  • Not using tobacco products of any kind.
  • Limiting your alcohol intake.
  • Visiting the dentist regularly. As part of a routine dental exam, ask your dentist to inspect your entire mouth for abnormal areas that may indicate mouth cancer or precancerous changes.
  • Wearing lip balm with a high SPF rating.
  • Avoiding tanning beds.
  • Vaccinating yourself and your children against HPV (when they are of an appropriate age).
  • Using protection during oral sex to prevent the transmission of HPV.
  • Maintaining proper nutrition.
  • Notifying your dentist immediately if you notice anything suspicious in your mouth.

If you are diagnosed with any type of cancer, it is generally a good idea to treat it as soon as possible. For oral cancer, your physician may refer you to one or more specialists. Your general dentist will stay in contact with the specialists to coordinate your care. Depending on the diagnosis, these specialists may include:

  • Oral pathologists
  • Head and neck surgeons
  • Oral and maxillofacial surgeons
  • Periodontists)
  • Ear, nose, and throat doctors (otolaryngologists)
  • Physicians who specifically treat cancer (medical and radiation oncologists)

When oral cancer is diagnosed, the extent of the cancer is categorized into stages ranging from one to four. The stage helps your dentist and doctors determine your treatment options. A lower stage, such as stage I, indicates a smaller cancer confined to one area. A higher stage, such as stage IV, indicates a larger cancer or cancer that has spread to other areas of the head, neck, or other areas of the body.9 Treatment choices will depend on your general health, where the cancer began, the size and type of the tumor, and whether the cancer has spread.

When detected at an early stage, oral cancer is most often treated with surgery or radiation therapy. Oral cancer in advanced stages may use a combination of treatments, such as radiation and chemotherapy at the same time.

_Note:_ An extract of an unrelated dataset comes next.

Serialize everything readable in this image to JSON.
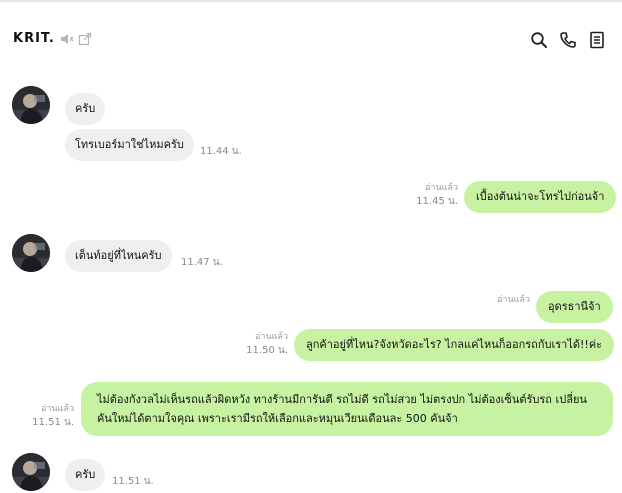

There are also newer treatment options that use drugs or other substances to identify and attack cancer cells precisely.

Other considerations

Treating oral cancer can lead to other dental issues. If possible, take care of any dental work you need at least a month before starting cancer treatment. This allows time for your mouth to heal before your treatment begins. In addition, talk with your dentist and physician about ways to control pain and relieve any side effects of treatment.

  • Author: Symbyos staff, Fluent staff
  • Medical review: Thomas J. Greany DDS, 5/22/2021
  • Last updated: 1/11/2022